Bushwhacker Barbara Nipper Tjikatu had a basket of the paintings on paper, using animal poo in a method invented by local community workers, when she met them.
The paintings are made from the droppings of the local endangered Rufous Hare Wallaby, or Mala, collected by park rangers around the rock, boiled and washed and mixed with a bit of glitter, The Daily Mail reported.
The Duchess of Cambridge described Uluru as "absolutely stunning" from the air. Kate and William saw the feature as they flew to the remote town of Yulara, close to the popular attraction, which is also known as Ayers Rock.
Before touring the landmark, a sacred site for the Aboriginal community, the couple visited the National Indigenous Training Academy to present recent hospitality and catering graduates with their certificates.
The Duke and Duchess met well-wishers who gathered in the grounds of the academy, and Kate chatted to Amanda Bartels, 30, who had driven for five hours from Alice Springs to see the royal visitors.
Speaking about Uluru, Kate told Ms Bartels, who was holding her 10-month-old son Nathan: "It's absolutely stunning from the air."
During the visit William was presented with a spear by a husband and wife, indigenous couple Kamurin and Sherelle Young, who are students at the Academy and hope to become managers in hotels.

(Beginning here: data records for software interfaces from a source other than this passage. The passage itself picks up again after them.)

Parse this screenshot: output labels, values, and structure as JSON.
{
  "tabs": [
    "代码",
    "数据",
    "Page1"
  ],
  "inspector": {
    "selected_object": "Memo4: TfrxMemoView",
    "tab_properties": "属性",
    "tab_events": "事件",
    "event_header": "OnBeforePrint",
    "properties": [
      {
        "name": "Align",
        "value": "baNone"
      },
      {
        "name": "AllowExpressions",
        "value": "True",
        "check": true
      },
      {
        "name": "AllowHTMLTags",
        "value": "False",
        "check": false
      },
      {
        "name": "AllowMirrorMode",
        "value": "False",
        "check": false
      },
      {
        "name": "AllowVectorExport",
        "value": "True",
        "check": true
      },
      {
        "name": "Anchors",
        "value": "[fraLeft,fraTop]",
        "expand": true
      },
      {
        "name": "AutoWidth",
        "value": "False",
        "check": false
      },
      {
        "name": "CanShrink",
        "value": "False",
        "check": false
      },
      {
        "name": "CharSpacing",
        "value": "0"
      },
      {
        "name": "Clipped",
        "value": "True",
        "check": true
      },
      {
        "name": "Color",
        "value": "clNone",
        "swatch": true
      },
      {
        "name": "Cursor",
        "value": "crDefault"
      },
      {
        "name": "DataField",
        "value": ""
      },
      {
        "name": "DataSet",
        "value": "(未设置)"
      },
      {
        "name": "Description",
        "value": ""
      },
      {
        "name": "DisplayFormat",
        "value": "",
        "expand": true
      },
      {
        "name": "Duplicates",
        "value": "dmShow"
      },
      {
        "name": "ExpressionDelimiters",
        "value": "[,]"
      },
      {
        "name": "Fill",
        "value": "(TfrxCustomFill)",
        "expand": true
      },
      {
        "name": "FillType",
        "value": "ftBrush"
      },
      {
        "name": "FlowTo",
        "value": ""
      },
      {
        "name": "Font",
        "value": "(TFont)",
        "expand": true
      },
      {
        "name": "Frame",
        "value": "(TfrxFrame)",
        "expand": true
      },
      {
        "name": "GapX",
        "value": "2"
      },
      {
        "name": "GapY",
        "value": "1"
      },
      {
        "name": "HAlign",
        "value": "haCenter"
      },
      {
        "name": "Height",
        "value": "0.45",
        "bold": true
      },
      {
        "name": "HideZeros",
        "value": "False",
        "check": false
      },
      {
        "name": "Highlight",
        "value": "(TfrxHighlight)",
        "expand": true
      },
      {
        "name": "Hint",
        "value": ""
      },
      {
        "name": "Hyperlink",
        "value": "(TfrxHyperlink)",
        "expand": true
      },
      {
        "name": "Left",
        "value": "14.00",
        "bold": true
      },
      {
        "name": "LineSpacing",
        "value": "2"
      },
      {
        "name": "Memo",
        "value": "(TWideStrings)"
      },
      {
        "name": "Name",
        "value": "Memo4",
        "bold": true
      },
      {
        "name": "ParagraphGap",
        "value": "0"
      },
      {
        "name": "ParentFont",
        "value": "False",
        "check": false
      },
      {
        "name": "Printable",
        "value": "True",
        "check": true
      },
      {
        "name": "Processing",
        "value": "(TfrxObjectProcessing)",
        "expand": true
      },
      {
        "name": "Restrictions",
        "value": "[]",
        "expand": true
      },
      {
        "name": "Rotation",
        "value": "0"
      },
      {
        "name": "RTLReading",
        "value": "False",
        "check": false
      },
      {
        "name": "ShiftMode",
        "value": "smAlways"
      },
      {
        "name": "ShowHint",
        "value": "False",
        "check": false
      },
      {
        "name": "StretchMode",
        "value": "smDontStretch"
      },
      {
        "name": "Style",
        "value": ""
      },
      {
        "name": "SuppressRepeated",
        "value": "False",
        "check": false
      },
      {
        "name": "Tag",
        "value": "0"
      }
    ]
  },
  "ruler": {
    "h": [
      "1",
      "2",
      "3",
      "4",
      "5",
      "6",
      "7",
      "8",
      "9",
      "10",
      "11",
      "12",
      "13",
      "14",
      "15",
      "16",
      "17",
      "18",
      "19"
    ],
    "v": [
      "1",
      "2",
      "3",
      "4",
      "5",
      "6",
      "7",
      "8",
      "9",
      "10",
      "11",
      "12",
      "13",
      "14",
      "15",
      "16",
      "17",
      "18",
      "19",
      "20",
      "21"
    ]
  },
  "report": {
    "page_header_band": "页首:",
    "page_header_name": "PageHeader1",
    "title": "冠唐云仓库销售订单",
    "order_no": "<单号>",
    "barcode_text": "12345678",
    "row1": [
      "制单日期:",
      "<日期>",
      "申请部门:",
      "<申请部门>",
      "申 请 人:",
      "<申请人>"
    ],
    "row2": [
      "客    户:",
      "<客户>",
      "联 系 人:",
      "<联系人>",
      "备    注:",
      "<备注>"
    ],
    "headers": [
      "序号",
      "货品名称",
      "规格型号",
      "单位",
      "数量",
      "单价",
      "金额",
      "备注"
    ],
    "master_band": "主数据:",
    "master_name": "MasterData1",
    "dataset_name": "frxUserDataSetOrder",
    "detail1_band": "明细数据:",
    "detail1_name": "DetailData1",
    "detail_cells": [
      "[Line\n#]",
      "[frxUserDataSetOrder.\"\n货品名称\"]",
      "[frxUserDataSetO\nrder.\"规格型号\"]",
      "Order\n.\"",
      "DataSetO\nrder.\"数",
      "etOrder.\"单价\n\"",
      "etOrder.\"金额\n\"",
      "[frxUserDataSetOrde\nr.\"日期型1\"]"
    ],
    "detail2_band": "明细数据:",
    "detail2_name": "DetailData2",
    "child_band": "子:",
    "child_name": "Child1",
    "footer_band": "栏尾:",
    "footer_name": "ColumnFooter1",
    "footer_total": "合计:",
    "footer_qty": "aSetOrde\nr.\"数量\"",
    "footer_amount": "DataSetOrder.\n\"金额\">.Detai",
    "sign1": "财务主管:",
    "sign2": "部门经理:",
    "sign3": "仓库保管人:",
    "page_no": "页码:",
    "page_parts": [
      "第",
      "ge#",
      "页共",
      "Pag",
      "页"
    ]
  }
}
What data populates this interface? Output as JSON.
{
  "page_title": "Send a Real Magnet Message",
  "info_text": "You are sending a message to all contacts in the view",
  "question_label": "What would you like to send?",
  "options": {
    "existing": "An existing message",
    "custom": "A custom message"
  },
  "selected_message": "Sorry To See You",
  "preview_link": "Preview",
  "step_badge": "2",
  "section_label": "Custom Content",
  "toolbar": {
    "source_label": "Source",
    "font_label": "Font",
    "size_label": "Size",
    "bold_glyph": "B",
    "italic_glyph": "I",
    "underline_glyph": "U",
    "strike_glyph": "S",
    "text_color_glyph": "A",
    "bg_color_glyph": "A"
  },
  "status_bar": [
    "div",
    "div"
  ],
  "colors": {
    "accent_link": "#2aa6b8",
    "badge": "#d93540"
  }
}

Mrs Young said afterwards: "William was pleased, he was so thankful. I told him it was made from wood from the Mulga tree and that it had kangaroo vein, used as twine, on it he was shocked he said 'Wow'."